Iranians have grown used to burying “martyrs” of the Islamic Revolutionary Guard Corps (IRGC) who have died fighting Sunni militants in Syria.
But as hundreds of uniformed Guard officers reached out to touch and carry the coffin of Gen. Mohammad Ali Allahdadi – with sprays of rosewater flashing through Tehran’s chill morning air – it was clear this death was different.
“This is our first martyred commander, who was killed directly with a Zionist bullet,” said the master of ceremonies in a prayer hall just inside the gate of an expansive IRGC base in eastern Tehran.
The IRGC commander, Maj. Gen. Mohammad Ali Jafari, warned Tuesday that Israel faced “imminent collapse” and “should expect devastating thunderbolts; they have seen our anger in the past.”

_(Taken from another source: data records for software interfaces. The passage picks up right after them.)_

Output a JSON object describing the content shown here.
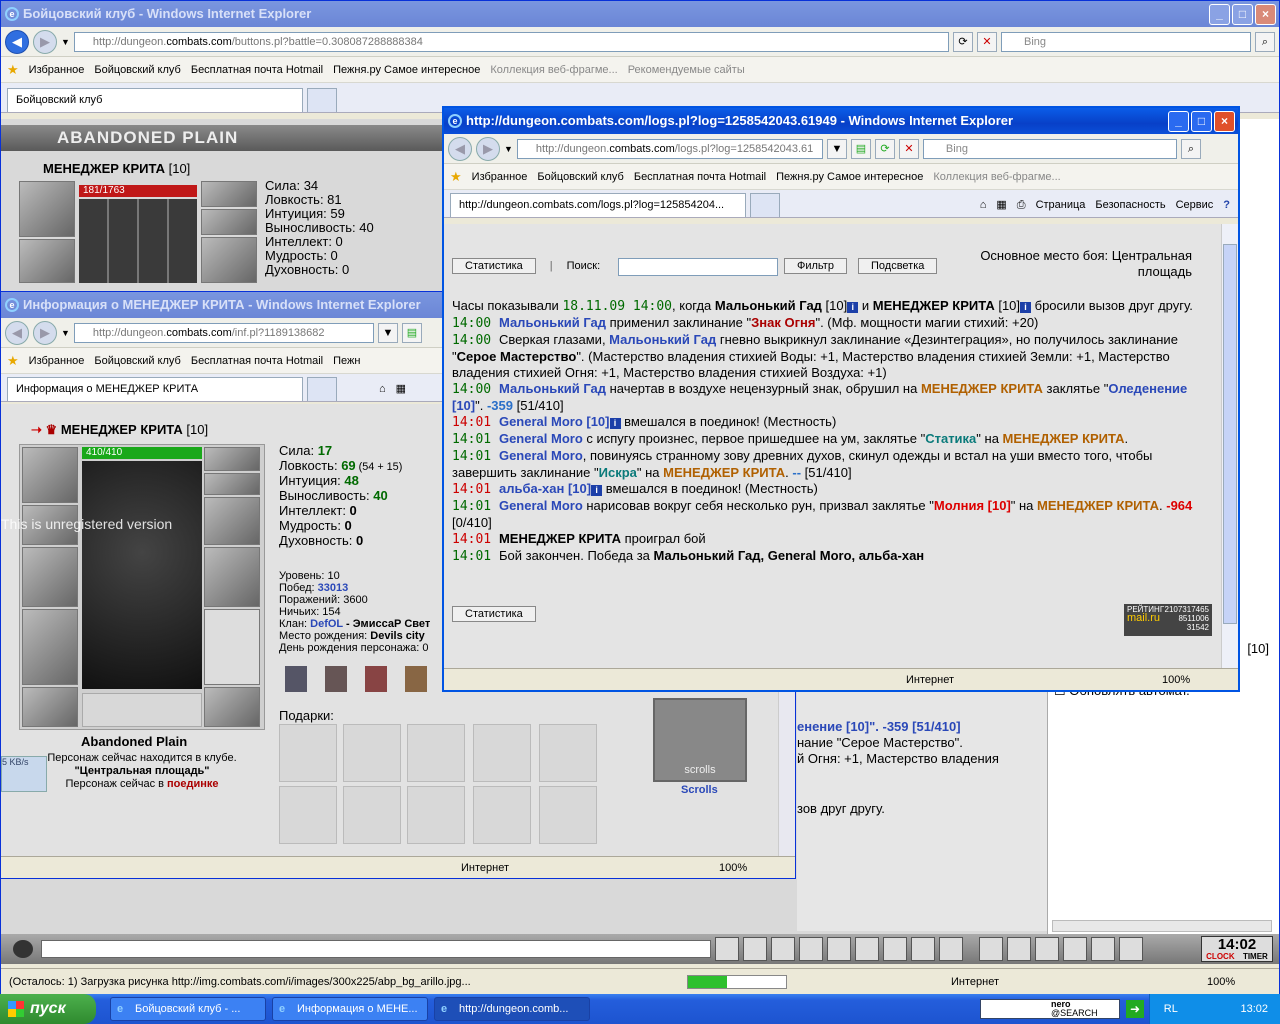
{
  "main_window": {
    "title": "Бойцовский клуб - Windows Internet Explorer",
    "url_prefix": "http://dungeon.",
    "url_domain": "combats.com",
    "url_suffix": "/buttons.pl?battle=0.308087288888384",
    "search_placeholder": "Bing",
    "favorites_label": "Избранное",
    "favorites": [
      "Бойцовский клуб",
      "Бесплатная почта Hotmail",
      "Пежня.ру Самое интересное",
      "Коллекция веб-фрагме...",
      "Рекомендуемые сайты"
    ],
    "tab_label": "Бойцовский клуб",
    "tools": [
      "Страница",
      "Безопасность",
      "Сервис"
    ],
    "location_banner": "ABANDONED PLAIN",
    "char_name": "МЕНЕДЖЕР КРИТА",
    "char_level": "[10]",
    "hp": "181/1763",
    "stats": [
      "Сила: 34",
      "Ловкость: 81",
      "Интуиция: 59",
      "Выносливость: 40",
      "Интеллект: 0",
      "Мудрость: 0",
      "Духовность: 0"
    ],
    "right_log": [
      "енение [10]\". -359 [51/410]",
      "нание \"Серое Мастерство\".",
      "й Огня: +1, Мастерство владения",
      "зов друг другу."
    ],
    "right_level": "[10]",
    "auto_refresh": "Обновлять автомат.",
    "chat_clock": "14:02",
    "clock_label": "CLOCK",
    "timer_label": "TIMER",
    "status_text": "(Осталось: 1) Загрузка рисунка http://img.combats.com/i/images/300x225/abp_bg_arillo.jpg...",
    "status_zone": "Интернет",
    "zoom": "100%"
  },
  "info_window": {
    "title": "Информация о МЕНЕДЖЕР КРИТА - Windows Internet Explorer",
    "url_prefix": "http://dungeon.",
    "url_domain": "combats.com",
    "url_suffix": "/inf.pl?1189138682",
    "favorites_label": "Избранное",
    "favorites": [
      "Бойцовский клуб",
      "Бесплатная почта Hotmail",
      "Пежн"
    ],
    "tab_label": "Информация о МЕНЕДЖЕР КРИТА",
    "char_name": "МЕНЕДЖЕР КРИТА",
    "char_level": "[10]",
    "hp": "410/410",
    "watermark": "This is unregistered version",
    "net_speed": "5 KB/s",
    "stats": [
      {
        "label": "Сила: ",
        "value": "17",
        "extra": ""
      },
      {
        "label": "Ловкость: ",
        "value": "69",
        "extra": " (54 + 15)"
      },
      {
        "label": "Интуиция: ",
        "value": "48",
        "extra": ""
      },
      {
        "label": "Выносливость: ",
        "value": "40",
        "extra": ""
      },
      {
        "label": "Интеллект: ",
        "value": "0",
        "extra": ""
      },
      {
        "label": "Мудрость: ",
        "value": "0",
        "extra": ""
      },
      {
        "label": "Духовность: ",
        "value": "0",
        "extra": ""
      }
    ],
    "level_line": "Уровень: 10",
    "wins_label": "Побед: ",
    "wins": "33013",
    "losses_line": "Поражений: 3600",
    "draws_line": "Ничьих: 154",
    "clan_label": "Клан: ",
    "clan": "DefOL",
    "clan_rest": " - ЭмиссаР Свет",
    "birthplace_label": "Место рождения: ",
    "birthplace": "Devils city",
    "birthday_line": "День рождения персонажа: 0",
    "gifts_label": "Подарки:",
    "location": "Abandoned Plain",
    "presence_line": "Персонаж сейчас находится в клубе.",
    "room": "\"Центральная площадь\"",
    "battle_prefix": "Персонаж сейчас в ",
    "battle_word": "поединке",
    "scrolls_label": "Scrolls",
    "scrolls_emblem": "scrolls",
    "status_zone": "Интернет",
    "zoom": "100%"
  },
  "log_window": {
    "title": "http://dungeon.combats.com/logs.pl?log=1258542043.61949 - Windows Internet Explorer",
    "url_prefix": "http://dungeon.",
    "url_domain": "combats.com",
    "url_suffix": "/logs.pl?log=1258542043.61",
    "search_placeholder": "Bing",
    "favorites_label": "Избранное",
    "favorites": [
      "Бойцовский клуб",
      "Бесплатная почта Hotmail",
      "Пежня.ру Самое интересное",
      "Коллекция веб-фрагме..."
    ],
    "tab_label": "http://dungeon.combats.com/logs.pl?log=125854204...",
    "tools": [
      "Страница",
      "Безопасность",
      "Сервис"
    ],
    "btn_stats": "Статистика",
    "search_label": "Поиск:",
    "btn_filter": "Фильтр",
    "btn_highlight": "Подсветка",
    "place_line1": "Основное место боя: Центральная",
    "place_line2": "площадь",
    "rating_label": "РЕЙТИНГ",
    "rating_numbers": [
      "2107317465",
      "8511006",
      "31542"
    ],
    "rating_brand": "mail.ru",
    "status_zone": "Интернет",
    "zoom": "100%",
    "log": [
      [
        [
          "Часы показывали ",
          ""
        ],
        [
          "18.11.09 14:00",
          "green mono"
        ],
        [
          ", когда ",
          ""
        ],
        [
          "Мальонький Гад",
          "b"
        ],
        [
          " [10]",
          ""
        ],
        [
          "i",
          "info"
        ],
        [
          " и ",
          ""
        ],
        [
          "МЕНЕДЖЕР КРИТА",
          "b"
        ],
        [
          " [10]",
          ""
        ],
        [
          "i",
          "info"
        ],
        [
          " бросили вызов друг другу.",
          ""
        ]
      ],
      [
        [
          "14:00 ",
          "green mono"
        ],
        [
          "Мальонький Гад",
          "blue"
        ],
        [
          " применил заклинание \"",
          ""
        ],
        [
          "Знак Огня",
          "darkred"
        ],
        [
          "\". (Мф. мощности магии стихий: +20)",
          ""
        ]
      ],
      [
        [
          "14:00 ",
          "green mono"
        ],
        [
          "Сверкая глазами, ",
          ""
        ],
        [
          "Мальонький Гад",
          "blue"
        ],
        [
          " гневно выкрикнул заклинание «Дезинтеграция», но получилось заклинание \"",
          ""
        ],
        [
          "Серое Мастерство",
          "b"
        ],
        [
          "\". (Мастерство владения стихией Воды: +1, Мастерство владения стихией Земли: +1, Мастерство владения стихией Огня: +1, Мастерство владения стихией Воздуха: +1)",
          ""
        ]
      ],
      [
        [
          "14:00 ",
          "green mono"
        ],
        [
          "Мальонький Гад",
          "blue"
        ],
        [
          " начертав в воздухе нецензурный знак, обрушил на ",
          ""
        ],
        [
          "МЕНЕДЖЕР КРИТА",
          "orange"
        ],
        [
          " заклятье \"",
          ""
        ],
        [
          "Оледенение [10]",
          "blue"
        ],
        [
          "\". ",
          ""
        ],
        [
          "-359",
          "num"
        ],
        [
          " [51/410]",
          ""
        ]
      ],
      [
        [
          "14:01 ",
          "red mono"
        ],
        [
          "General Moro [10]",
          "blue"
        ],
        [
          "i",
          "info"
        ],
        [
          " вмешался в поединок! (Местность)",
          ""
        ]
      ],
      [
        [
          "14:01 ",
          "green mono"
        ],
        [
          "General Moro",
          "blue"
        ],
        [
          " с испугу произнес, первое пришедшее на ум, заклятье \"",
          ""
        ],
        [
          "Статика",
          "teal"
        ],
        [
          "\" на ",
          ""
        ],
        [
          "МЕНЕДЖЕР КРИТА",
          "orange"
        ],
        [
          ".",
          ""
        ]
      ],
      [
        [
          "14:01 ",
          "green mono"
        ],
        [
          "General Moro",
          "blue"
        ],
        [
          ", повинуясь странному зову древних духов, скинул одежды и встал на уши вместо того, чтобы завершить заклинание \"",
          ""
        ],
        [
          "Искра",
          "teal"
        ],
        [
          "\" на ",
          ""
        ],
        [
          "МЕНЕДЖЕР КРИТА",
          "orange"
        ],
        [
          ". ",
          ""
        ],
        [
          "--",
          "num"
        ],
        [
          " [51/410]",
          ""
        ]
      ],
      [
        [
          "14:01 ",
          "red mono"
        ],
        [
          "альба-хан [10]",
          "blue"
        ],
        [
          "i",
          "info"
        ],
        [
          " вмешался в поединок! (Местность)",
          ""
        ]
      ],
      [
        [
          "14:01 ",
          "green mono"
        ],
        [
          "General Moro",
          "blue"
        ],
        [
          " нарисовав вокруг себя несколько рун, призвал заклятье \"",
          ""
        ],
        [
          "Молния [10]",
          "redb"
        ],
        [
          "\" на ",
          ""
        ],
        [
          "МЕНЕДЖЕР КРИТА",
          "orange"
        ],
        [
          ". ",
          ""
        ],
        [
          "-964",
          "redb"
        ],
        [
          " [0/410]",
          ""
        ]
      ],
      [
        [
          "14:01 ",
          "red mono"
        ],
        [
          "МЕНЕДЖЕР КРИТА",
          "b"
        ],
        [
          " проиграл бой",
          ""
        ]
      ],
      [
        [
          "14:01 ",
          "green mono"
        ],
        [
          "Бой закончен. Победа за ",
          ""
        ],
        [
          "Мальонький Гад, General Moro, альба-хан",
          "b"
        ]
      ]
    ]
  },
  "taskbar": {
    "start_label": "пуск",
    "tasks": [
      "Бойцовский клуб - ...",
      "Информация о МЕНЕ...",
      "http://dungeon.comb..."
    ],
    "search_brand": "nero",
    "search_brand_sub": "@SEARCH",
    "lang": "RL",
    "time": "13:02"
  }
}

He also said the fact that a senior Iranian officer was killed alongside Lebanon-based Hezbollah fighters, on a joint mission in the Golan Heights close to Israel’s border, “showed that the Islamic revolution has bypassed geographical borders and a unified Islamic front is established.”
Axis of resistance
Iran has long declared itself leader of an axis of resistance – along with Hezbollah, Syria, and Palestinian militant groups Hamas and Islamic Jihad – against US and Israeli influence in the region.
Iran and Hezbollah have deepened their role in Syria over the last two years on behalf of President Bashar al-Assad. The US, Turkey, and several Sunni Arab nations have backed anti-Assad rebels.
As Gen. Allahdadi’s coffin lay nearby, Maj. Gen. Jafari said Wednesday that “the combination of Quneitra martyrs is a promising sign of victory in [Jerusalem].… We hope that the shameful Zionist stain in Muslim regions would soon be removed.”
Banners glorified Allahdadi’s status as a martyr, wreathed in symbolic iconography of Shiite imams and their ideology of resistance. Depicted were white doves trailing red ribbons, and painted splatters of blood.
Also killed in Sunday’s attack was Jihad Mughniyeh, son of Imad Mughniyeh, a former Hezbollah military commander believed to have been assassinated by Israel in Damascus in 2008. In a sign of close ties, the office of Iran’s supreme leader, Ayatollah Ali Khamenei, posted photographs of Mr. Khamenei embracing Jihad Mughniyeh.
UN-patrolled buffer zone
An IRGC statement said the group was “inspecting the region of Quneitra” and that Allahdadi “had traveled to the region as an adviser” to help Syria fight Sunni militant “terrorists,” according to Tasnim News Agency. The abandoned and mostly destroyed city of Quneitra lies in a UN-patrolled buffer zone between Israeli and Syrian forces on the Golan Heights.
In his eulogy, Jafari said Allahdadi had devoted his life to the IRGC, first during the Iran-Iraq War of the 1980s, and later commanding different brigades.
“In his last years before retirement … Allahdadi eagerly accepted the [IRGC’s elite] Qods Force offer and was dispatched to Lebanon and Syria.” Allahdadi should serve as a “model” for other Iranian officers by earning a “special place in the eyes of God” through jihad and martyrdom, Jafari said.
“Israel will pay dearly for this, [it] will face a terrible end,” said a Revolutionary Guard official after the funeral. “What would you do if one of your generals were killed by another country?”